(Information shown begins)

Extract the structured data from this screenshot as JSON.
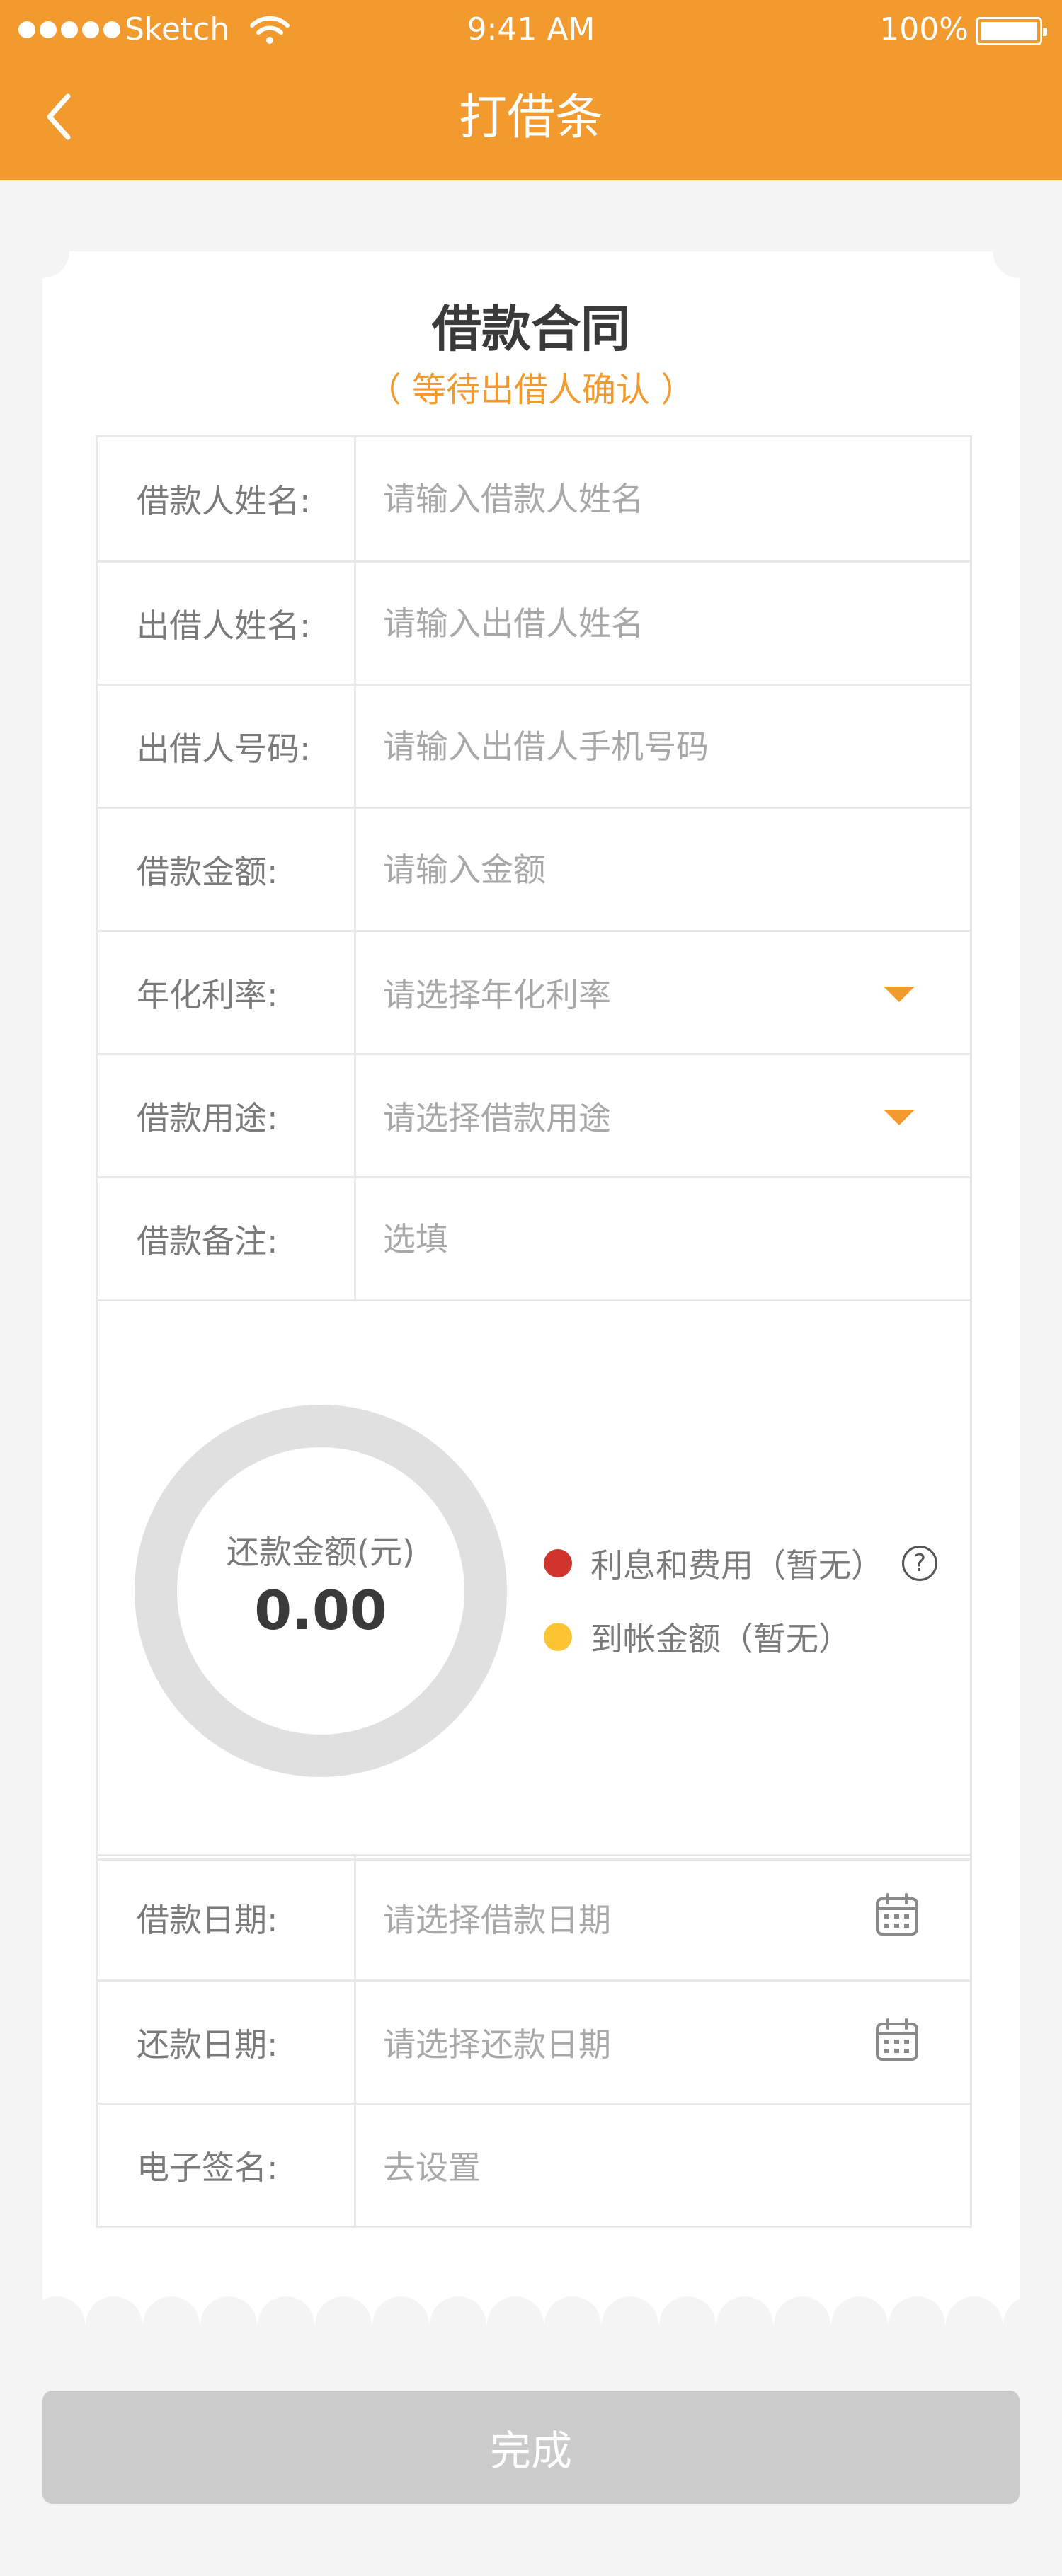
{
  "status_bar": {
    "carrier": "Sketch",
    "time": "9:41 AM",
    "battery": "100%"
  },
  "nav": {
    "title": "打借条",
    "back_icon": "chevron-left-icon"
  },
  "contract": {
    "title": "借款合同",
    "status": "（ 等待出借人确认 ）"
  },
  "form_top": [
    {
      "label": "借款人姓名:",
      "placeholder": "请输入借款人姓名",
      "value": "",
      "kind": "input"
    },
    {
      "label": "出借人姓名:",
      "placeholder": "请输入出借人姓名",
      "value": "",
      "kind": "input"
    },
    {
      "label": "出借人号码:",
      "placeholder": "请输入出借人手机号码",
      "value": "",
      "kind": "input"
    },
    {
      "label": "借款金额:",
      "placeholder": "请输入金额",
      "value": "",
      "kind": "input"
    },
    {
      "label": "年化利率:",
      "placeholder": "请选择年化利率",
      "value": "",
      "kind": "select"
    },
    {
      "label": "借款用途:",
      "placeholder": "请选择借款用途",
      "value": "",
      "kind": "select"
    },
    {
      "label": "借款备注:",
      "placeholder": "选填",
      "value": "",
      "kind": "input"
    }
  ],
  "summary": {
    "ring_label": "还款金额(元)",
    "amount": "0.00",
    "ring_color": "#e0e0e0",
    "legend": [
      {
        "label": "利息和费用（暂无）",
        "color": "#d0342c",
        "help": true,
        "help_glyph": "?"
      },
      {
        "label": "到帐金额（暂无）",
        "color": "#fcc433",
        "help": false
      }
    ]
  },
  "form_bottom": [
    {
      "label": "借款日期:",
      "placeholder": "请选择借款日期",
      "kind": "date"
    },
    {
      "label": "还款日期:",
      "placeholder": "请选择还款日期",
      "kind": "date"
    },
    {
      "label": "电子签名:",
      "placeholder": "去设置",
      "kind": "link"
    }
  ],
  "submit": {
    "label": "完成"
  },
  "colors": {
    "brand": "#f39a2e",
    "disabled_button": "#cbcbcb",
    "background": "#f4f4f4"
  }
}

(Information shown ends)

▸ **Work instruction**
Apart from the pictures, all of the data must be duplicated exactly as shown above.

▸ **Answer for this exercise**
Extract the structured data from this screenshot as JSON.
{
  "status_bar": {
    "carrier": "Sketch",
    "time": "9:41 AM",
    "battery": "100%"
  },
  "nav": {
    "title": "打借条",
    "back_icon": "chevron-left-icon"
  },
  "contract": {
    "title": "借款合同",
    "status": "（ 等待出借人确认 ）"
  },
  "form_top": [
    {
      "label": "借款人姓名:",
      "placeholder": "请输入借款人姓名",
      "value": "",
      "kind": "input"
    },
    {
      "label": "出借人姓名:",
      "placeholder": "请输入出借人姓名",
      "value": "",
      "kind": "input"
    },
    {
      "label": "出借人号码:",
      "placeholder": "请输入出借人手机号码",
      "value": "",
      "kind": "input"
    },
    {
      "label": "借款金额:",
      "placeholder": "请输入金额",
      "value": "",
      "kind": "input"
    },
    {
      "label": "年化利率:",
      "placeholder": "请选择年化利率",
      "value": "",
      "kind": "select"
    },
    {
      "label": "借款用途:",
      "placeholder": "请选择借款用途",
      "value": "",
      "kind": "select"
    },
    {
      "label": "借款备注:",
      "placeholder": "选填",
      "value": "",
      "kind": "input"
    }
  ],
  "summary": {
    "ring_label": "还款金额(元)",
    "amount": "0.00",
    "ring_color": "#e0e0e0",
    "legend": [
      {
        "label": "利息和费用（暂无）",
        "color": "#d0342c",
        "help": true,
        "help_glyph": "?"
      },
      {
        "label": "到帐金额（暂无）",
        "color": "#fcc433",
        "help": false
      }
    ]
  },
  "form_bottom": [
    {
      "label": "借款日期:",
      "placeholder": "请选择借款日期",
      "kind": "date"
    },
    {
      "label": "还款日期:",
      "placeholder": "请选择还款日期",
      "kind": "date"
    },
    {
      "label": "电子签名:",
      "placeholder": "去设置",
      "kind": "link"
    }
  ],
  "submit": {
    "label": "完成"
  },
  "colors": {
    "brand": "#f39a2e",
    "disabled_button": "#cbcbcb",
    "background": "#f4f4f4"
  }
}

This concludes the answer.